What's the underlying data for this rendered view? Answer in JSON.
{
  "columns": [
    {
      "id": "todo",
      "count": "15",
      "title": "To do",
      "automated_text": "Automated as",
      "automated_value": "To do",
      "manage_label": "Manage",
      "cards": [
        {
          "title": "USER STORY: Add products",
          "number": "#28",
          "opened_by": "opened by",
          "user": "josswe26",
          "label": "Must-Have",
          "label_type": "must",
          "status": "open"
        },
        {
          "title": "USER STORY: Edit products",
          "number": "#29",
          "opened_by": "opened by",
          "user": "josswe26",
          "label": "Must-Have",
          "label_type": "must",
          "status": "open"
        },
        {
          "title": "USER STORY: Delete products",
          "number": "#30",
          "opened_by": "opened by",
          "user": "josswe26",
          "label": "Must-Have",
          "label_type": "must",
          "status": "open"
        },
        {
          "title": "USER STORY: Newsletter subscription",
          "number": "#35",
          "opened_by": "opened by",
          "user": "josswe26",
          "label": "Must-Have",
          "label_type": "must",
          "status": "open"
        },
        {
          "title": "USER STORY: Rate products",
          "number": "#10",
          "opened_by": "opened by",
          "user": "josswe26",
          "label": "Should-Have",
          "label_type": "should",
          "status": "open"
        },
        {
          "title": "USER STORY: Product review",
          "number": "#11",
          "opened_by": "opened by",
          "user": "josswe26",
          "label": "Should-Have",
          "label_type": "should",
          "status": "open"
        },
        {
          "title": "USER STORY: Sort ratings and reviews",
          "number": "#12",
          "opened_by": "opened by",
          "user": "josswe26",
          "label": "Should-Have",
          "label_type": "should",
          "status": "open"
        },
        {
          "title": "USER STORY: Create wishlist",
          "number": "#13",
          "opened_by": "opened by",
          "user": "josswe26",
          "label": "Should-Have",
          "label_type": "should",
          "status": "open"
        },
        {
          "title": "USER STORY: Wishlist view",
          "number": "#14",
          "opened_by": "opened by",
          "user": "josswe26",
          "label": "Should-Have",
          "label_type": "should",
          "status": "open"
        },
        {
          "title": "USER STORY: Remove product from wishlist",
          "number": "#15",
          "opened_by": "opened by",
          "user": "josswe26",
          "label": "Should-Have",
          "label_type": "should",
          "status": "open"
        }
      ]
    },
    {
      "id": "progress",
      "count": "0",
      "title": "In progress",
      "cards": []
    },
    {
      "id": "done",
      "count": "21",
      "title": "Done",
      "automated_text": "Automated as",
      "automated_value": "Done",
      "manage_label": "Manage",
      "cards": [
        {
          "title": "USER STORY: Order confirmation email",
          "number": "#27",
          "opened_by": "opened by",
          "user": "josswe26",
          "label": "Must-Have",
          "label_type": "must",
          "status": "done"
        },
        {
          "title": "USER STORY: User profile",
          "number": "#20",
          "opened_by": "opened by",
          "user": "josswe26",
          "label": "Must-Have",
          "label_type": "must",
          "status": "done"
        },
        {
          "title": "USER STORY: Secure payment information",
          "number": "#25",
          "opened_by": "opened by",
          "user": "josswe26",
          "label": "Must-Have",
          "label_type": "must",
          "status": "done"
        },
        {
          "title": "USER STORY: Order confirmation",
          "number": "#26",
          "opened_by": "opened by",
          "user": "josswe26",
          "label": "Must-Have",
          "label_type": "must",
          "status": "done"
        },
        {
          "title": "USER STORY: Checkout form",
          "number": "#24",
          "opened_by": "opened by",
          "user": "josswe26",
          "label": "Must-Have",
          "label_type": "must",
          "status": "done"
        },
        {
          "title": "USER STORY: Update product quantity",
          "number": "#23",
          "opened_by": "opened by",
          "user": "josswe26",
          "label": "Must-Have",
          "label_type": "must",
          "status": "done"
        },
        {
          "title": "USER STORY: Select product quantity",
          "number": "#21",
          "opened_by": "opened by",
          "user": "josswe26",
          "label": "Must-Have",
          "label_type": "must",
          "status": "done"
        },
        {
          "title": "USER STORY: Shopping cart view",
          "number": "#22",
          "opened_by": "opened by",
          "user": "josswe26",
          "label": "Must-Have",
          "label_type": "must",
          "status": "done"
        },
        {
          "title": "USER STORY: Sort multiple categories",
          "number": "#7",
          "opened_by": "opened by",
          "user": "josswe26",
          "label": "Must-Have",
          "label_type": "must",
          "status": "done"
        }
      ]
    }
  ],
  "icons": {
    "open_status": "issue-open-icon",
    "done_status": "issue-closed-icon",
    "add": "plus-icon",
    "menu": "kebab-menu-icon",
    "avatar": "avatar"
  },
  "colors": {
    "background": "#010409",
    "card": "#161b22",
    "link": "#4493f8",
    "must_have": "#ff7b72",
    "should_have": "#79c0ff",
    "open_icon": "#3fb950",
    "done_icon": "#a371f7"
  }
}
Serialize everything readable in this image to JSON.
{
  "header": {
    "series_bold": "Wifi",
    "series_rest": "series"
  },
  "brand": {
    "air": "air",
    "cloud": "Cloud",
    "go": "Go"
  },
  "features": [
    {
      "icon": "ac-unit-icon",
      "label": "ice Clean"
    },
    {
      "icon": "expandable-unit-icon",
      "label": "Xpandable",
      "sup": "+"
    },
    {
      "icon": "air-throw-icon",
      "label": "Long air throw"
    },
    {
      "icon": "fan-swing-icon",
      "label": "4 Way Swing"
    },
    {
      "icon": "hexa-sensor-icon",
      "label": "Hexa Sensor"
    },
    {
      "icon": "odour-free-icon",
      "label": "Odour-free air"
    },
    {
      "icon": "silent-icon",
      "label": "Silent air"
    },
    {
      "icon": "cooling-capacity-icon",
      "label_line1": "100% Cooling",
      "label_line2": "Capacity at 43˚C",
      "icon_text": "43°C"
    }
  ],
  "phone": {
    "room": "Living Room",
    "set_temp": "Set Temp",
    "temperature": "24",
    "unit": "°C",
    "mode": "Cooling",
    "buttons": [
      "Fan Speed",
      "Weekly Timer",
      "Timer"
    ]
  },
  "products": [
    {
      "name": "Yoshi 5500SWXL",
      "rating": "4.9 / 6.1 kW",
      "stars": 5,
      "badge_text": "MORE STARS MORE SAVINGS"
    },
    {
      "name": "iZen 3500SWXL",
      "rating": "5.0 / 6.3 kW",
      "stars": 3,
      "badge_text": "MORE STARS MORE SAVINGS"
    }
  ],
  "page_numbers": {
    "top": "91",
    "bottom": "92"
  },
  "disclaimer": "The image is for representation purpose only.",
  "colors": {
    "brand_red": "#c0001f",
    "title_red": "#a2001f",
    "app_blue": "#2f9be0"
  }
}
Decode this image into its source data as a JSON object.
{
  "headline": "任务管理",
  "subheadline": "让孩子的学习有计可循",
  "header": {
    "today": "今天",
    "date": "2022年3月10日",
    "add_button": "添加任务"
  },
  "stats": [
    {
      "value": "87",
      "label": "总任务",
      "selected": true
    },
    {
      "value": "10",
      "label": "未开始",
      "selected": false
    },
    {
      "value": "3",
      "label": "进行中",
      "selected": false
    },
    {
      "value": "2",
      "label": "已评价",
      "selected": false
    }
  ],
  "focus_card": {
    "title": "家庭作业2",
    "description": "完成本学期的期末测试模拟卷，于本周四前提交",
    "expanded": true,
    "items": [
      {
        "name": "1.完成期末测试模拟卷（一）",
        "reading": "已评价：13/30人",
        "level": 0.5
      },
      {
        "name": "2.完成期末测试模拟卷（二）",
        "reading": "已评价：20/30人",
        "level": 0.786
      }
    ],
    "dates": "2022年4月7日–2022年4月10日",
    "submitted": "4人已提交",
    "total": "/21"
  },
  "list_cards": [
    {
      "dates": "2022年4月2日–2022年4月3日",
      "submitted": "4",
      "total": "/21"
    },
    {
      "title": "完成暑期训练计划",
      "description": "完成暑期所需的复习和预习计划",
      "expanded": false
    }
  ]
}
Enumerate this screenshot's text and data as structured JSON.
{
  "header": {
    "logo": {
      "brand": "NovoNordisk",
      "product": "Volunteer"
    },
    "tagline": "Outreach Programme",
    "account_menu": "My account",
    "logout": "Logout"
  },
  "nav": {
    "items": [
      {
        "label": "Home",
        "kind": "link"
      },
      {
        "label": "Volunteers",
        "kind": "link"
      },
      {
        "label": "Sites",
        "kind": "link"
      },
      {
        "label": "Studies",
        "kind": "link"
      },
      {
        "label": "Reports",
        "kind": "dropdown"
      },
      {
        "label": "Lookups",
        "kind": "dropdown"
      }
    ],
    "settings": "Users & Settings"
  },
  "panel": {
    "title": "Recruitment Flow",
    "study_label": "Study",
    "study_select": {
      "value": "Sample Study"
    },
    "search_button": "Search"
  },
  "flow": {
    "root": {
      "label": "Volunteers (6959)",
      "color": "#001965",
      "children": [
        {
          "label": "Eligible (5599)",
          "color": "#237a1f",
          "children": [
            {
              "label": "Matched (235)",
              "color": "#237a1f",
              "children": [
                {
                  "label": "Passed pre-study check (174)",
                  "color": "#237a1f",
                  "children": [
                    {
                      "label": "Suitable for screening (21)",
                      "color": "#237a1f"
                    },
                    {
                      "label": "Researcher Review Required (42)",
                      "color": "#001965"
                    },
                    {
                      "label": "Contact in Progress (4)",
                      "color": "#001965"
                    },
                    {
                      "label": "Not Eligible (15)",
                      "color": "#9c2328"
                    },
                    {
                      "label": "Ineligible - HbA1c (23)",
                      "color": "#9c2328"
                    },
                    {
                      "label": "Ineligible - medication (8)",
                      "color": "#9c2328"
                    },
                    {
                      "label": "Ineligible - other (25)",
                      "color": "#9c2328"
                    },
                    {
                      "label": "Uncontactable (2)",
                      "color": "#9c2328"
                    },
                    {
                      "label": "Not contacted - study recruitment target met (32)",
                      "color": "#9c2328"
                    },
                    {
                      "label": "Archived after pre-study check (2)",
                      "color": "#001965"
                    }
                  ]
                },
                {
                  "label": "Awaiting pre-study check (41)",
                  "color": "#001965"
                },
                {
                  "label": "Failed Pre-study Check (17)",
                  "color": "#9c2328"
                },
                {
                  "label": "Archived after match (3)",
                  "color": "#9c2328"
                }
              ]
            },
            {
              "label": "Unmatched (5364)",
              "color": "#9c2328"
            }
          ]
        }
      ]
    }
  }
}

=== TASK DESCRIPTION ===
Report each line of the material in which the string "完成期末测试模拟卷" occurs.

=== REPLY ===
        "name": "1.完成期末测试模拟卷（一）",
        "name": "2.完成期末测试模拟卷（二）",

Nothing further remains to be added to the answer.